Start of Block

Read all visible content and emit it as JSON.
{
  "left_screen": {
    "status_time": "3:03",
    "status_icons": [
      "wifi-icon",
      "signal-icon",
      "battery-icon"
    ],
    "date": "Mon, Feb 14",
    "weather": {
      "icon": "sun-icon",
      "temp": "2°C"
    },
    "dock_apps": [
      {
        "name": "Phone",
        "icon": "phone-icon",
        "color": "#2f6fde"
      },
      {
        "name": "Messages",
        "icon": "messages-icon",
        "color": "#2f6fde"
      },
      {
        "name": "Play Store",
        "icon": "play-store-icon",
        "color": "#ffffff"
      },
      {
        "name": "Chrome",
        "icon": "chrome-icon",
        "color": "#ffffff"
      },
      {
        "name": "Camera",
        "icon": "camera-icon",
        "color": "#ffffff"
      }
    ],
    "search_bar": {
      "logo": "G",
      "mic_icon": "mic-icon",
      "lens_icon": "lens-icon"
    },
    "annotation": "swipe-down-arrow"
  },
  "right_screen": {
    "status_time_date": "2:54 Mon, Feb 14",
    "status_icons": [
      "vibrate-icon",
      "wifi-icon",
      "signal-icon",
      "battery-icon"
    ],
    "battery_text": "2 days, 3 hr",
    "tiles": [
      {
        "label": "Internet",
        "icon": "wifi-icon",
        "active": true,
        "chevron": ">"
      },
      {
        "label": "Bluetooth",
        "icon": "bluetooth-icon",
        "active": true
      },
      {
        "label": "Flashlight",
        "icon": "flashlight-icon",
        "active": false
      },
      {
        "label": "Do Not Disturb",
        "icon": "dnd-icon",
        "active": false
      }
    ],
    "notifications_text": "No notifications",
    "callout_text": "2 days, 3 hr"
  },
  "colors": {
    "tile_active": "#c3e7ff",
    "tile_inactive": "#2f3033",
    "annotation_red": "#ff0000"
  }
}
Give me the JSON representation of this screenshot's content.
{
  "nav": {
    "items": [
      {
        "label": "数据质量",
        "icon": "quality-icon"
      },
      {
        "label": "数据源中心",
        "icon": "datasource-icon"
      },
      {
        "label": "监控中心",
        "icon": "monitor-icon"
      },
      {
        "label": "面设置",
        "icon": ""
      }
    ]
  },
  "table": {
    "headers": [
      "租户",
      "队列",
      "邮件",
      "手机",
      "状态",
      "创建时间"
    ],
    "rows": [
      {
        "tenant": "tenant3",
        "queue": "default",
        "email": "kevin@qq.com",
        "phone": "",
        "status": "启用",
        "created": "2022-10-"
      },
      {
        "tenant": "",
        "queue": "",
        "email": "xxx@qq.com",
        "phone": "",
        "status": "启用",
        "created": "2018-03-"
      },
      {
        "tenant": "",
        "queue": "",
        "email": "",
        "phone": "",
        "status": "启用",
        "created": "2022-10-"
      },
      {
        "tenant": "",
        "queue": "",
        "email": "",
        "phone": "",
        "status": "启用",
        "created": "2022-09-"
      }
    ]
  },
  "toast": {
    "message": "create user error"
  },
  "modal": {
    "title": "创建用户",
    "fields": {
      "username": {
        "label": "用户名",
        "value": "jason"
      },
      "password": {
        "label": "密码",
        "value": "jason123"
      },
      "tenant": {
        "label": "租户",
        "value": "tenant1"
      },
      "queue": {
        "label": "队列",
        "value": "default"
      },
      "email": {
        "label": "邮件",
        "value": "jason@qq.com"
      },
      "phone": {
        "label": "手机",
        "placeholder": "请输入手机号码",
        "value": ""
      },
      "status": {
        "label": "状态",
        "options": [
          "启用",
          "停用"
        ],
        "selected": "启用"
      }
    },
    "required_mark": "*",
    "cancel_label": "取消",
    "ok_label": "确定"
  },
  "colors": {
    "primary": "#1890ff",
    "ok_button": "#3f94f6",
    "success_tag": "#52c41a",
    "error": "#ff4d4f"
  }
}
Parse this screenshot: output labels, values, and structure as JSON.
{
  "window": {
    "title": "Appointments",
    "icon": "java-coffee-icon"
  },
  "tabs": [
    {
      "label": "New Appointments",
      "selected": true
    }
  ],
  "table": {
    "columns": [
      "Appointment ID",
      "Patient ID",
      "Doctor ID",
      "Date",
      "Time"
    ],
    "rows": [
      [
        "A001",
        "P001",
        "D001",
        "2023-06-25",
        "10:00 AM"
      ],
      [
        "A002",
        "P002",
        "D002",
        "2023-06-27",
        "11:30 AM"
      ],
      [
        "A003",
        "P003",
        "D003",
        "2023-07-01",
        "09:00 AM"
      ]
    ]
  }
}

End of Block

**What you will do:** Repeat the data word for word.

**Task result:**
Read all visible content and emit it as JSON.
{
  "left_screen": {
    "status_time": "3:03",
    "status_icons": [
      "wifi-icon",
      "signal-icon",
      "battery-icon"
    ],
    "date": "Mon, Feb 14",
    "weather": {
      "icon": "sun-icon",
      "temp": "2°C"
    },
    "dock_apps": [
      {
        "name": "Phone",
        "icon": "phone-icon",
        "color": "#2f6fde"
      },
      {
        "name": "Messages",
        "icon": "messages-icon",
        "color": "#2f6fde"
      },
      {
        "name": "Play Store",
        "icon": "play-store-icon",
        "color": "#ffffff"
      },
      {
        "name": "Chrome",
        "icon": "chrome-icon",
        "color": "#ffffff"
      },
      {
        "name": "Camera",
        "icon": "camera-icon",
        "color": "#ffffff"
      }
    ],
    "search_bar": {
      "logo": "G",
      "mic_icon": "mic-icon",
      "lens_icon": "lens-icon"
    },
    "annotation": "swipe-down-arrow"
  },
  "right_screen": {
    "status_time_date": "2:54 Mon, Feb 14",
    "status_icons": [
      "vibrate-icon",
      "wifi-icon",
      "signal-icon",
      "battery-icon"
    ],
    "battery_text": "2 days, 3 hr",
    "tiles": [
      {
        "label": "Internet",
        "icon": "wifi-icon",
        "active": true,
        "chevron": ">"
      },
      {
        "label": "Bluetooth",
        "icon": "bluetooth-icon",
        "active": true
      },
      {
        "label": "Flashlight",
        "icon": "flashlight-icon",
        "active": false
      },
      {
        "label": "Do Not Disturb",
        "icon": "dnd-icon",
        "active": false
      }
    ],
    "notifications_text": "No notifications",
    "callout_text": "2 days, 3 hr"
  },
  "colors": {
    "tile_active": "#c3e7ff",
    "tile_inactive": "#2f3033",
    "annotation_red": "#ff0000"
  }
}
Give me the JSON representation of this screenshot's content.
{
  "nav": {
    "items": [
      {
        "label": "数据质量",
        "icon": "quality-icon"
      },
      {
        "label": "数据源中心",
        "icon": "datasource-icon"
      },
      {
        "label": "监控中心",
        "icon": "monitor-icon"
      },
      {
        "label": "面设置",
        "icon": ""
      }
    ]
  },
  "table": {
    "headers": [
      "租户",
      "队列",
      "邮件",
      "手机",
      "状态",
      "创建时间"
    ],
    "rows": [
      {
        "tenant": "tenant3",
        "queue": "default",
        "email": "kevin@qq.com",
        "phone": "",
        "status": "启用",
        "created": "2022-10-"
      },
      {
        "tenant": "",
        "queue": "",
        "email": "xxx@qq.com",
        "phone": "",
        "status": "启用",
        "created": "2018-03-"
      },
      {
        "tenant": "",
        "queue": "",
        "email": "",
        "phone": "",
        "status": "启用",
        "created": "2022-10-"
      },
      {
        "tenant": "",
        "queue": "",
        "email": "",
        "phone": "",
        "status": "启用",
        "created": "2022-09-"
      }
    ]
  },
  "toast": {
    "message": "create user error"
  },
  "modal": {
    "title": "创建用户",
    "fields": {
      "username": {
        "label": "用户名",
        "value": "jason"
      },
      "password": {
        "label": "密码",
        "value": "jason123"
      },
      "tenant": {
        "label": "租户",
        "value": "tenant1"
      },
      "queue": {
        "label": "队列",
        "value": "default"
      },
      "email": {
        "label": "邮件",
        "value": "jason@qq.com"
      },
      "phone": {
        "label": "手机",
        "placeholder": "请输入手机号码",
        "value": ""
      },
      "status": {
        "label": "状态",
        "options": [
          "启用",
          "停用"
        ],
        "selected": "启用"
      }
    },
    "required_mark": "*",
    "cancel_label": "取消",
    "ok_label": "确定"
  },
  "colors": {
    "primary": "#1890ff",
    "ok_button": "#3f94f6",
    "success_tag": "#52c41a",
    "error": "#ff4d4f"
  }
}
Parse this screenshot: output labels, values, and structure as JSON.
{
  "window": {
    "title": "Appointments",
    "icon": "java-coffee-icon"
  },
  "tabs": [
    {
      "label": "New Appointments",
      "selected": true
    }
  ],
  "table": {
    "columns": [
      "Appointment ID",
      "Patient ID",
      "Doctor ID",
      "Date",
      "Time"
    ],
    "rows": [
      [
        "A001",
        "P001",
        "D001",
        "2023-06-25",
        "10:00 AM"
      ],
      [
        "A002",
        "P002",
        "D002",
        "2023-06-27",
        "11:30 AM"
      ],
      [
        "A003",
        "P003",
        "D003",
        "2023-07-01",
        "09:00 AM"
      ]
    ]
  }
}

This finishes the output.